Once your at the top, the walkway descends to an amphitheatre where traditional performances are held during the Kings Park Festival. From here, a decision has to be made whether to turn left to continue through the Botanic Garden, or turn right to return to the Water Garden and Banksia Garden.
GOOD NEWS - IT IS WHEEL CHAIR ACCESSIBLE!
Entry is free but a gold coin donation to the Friends of Kings Park is appreciated.
OPEN DAILY 9 - 5PM
I made my way back from the Federation walkway via the Water garden. The pathway at the water garden has 53 brass plaques embedded in it, recognized the contribution women's groups have made to Western Australia.
Water gardens I always find peaceful, this one was no exception. In 1999 to mark the centenary of Women's Suffrage in Western Australia, the garden was remodelled to create the Darling Range creek complete with massive granite boulders. It was nice there was a footbridge in the centre from where I could stand and enjoy the peacefulness of this area. Swamp paperbarks which love wet areas were growing well, as were the Irises and sedges. To add to the beauty of this area, are sculptures symbolizing life, growth, strength of heart, renewal and leadership.

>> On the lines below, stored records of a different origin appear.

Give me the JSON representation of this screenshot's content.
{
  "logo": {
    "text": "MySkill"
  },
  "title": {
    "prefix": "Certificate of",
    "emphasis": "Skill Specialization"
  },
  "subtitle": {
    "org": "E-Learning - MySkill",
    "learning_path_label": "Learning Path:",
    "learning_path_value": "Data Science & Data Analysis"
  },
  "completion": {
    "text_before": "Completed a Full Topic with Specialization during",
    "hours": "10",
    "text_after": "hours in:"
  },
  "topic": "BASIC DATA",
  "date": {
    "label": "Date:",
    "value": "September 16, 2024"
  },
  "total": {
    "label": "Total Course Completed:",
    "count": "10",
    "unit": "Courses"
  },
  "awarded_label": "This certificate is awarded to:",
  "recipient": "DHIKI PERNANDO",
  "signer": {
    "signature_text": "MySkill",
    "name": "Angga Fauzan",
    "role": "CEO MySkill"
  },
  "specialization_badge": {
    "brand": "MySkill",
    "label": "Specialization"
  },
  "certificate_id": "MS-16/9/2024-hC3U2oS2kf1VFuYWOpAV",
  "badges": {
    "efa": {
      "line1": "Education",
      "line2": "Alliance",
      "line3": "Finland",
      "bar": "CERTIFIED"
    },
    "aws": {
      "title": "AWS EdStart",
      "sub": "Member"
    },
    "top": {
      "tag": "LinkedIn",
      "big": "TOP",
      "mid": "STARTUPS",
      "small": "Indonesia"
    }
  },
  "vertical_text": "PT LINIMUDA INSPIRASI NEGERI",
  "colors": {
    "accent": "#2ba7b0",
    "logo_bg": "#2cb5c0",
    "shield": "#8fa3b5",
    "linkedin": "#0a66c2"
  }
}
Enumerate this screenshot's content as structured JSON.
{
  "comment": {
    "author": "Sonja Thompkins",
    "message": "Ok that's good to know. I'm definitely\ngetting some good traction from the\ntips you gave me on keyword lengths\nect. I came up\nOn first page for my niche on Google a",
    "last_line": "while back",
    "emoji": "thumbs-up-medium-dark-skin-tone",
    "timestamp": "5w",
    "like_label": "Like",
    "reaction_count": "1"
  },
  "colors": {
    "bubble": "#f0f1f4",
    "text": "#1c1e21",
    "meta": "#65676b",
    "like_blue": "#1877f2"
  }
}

In the middle of the lake, is the stunning Pioneer Women's Memorial. Do hang around a little bit, as the fountain goes through a few different sequences.
If you want to see Kangaroo Paws, then you must come here! Once again, I grow these at home quite well and thought I had quite a few varieties, what I didn't know, was there were many more including a black Kangaroo Paw! This one hadn't opened properly, so I still haven't really seen it. I did see many other impressive colours that I really loved.
I grow Banksias too, so this was another interesting garden for me. Altogether, there are 76 species, 62 are only found in Western Australia. The display garden is really good and I was lucky enough to find a lot of them in flower. Some Banksias flower at ground level, quite unusual!
The Banksia garden has some beautiful artwork created by Philippa O'Brien. On marble, she created five species which grow in the Kings Park bushland - The acorn, bull, holly-leaved, narrow-leaved and Menzies' banksia, whilst the second pavement shows the prostrate banksias. These were lovely and so well done! The seats are made of firewood banksia timber, each has a wrought-iron back with a pattern of the zig-zag leaves of the bull banksia.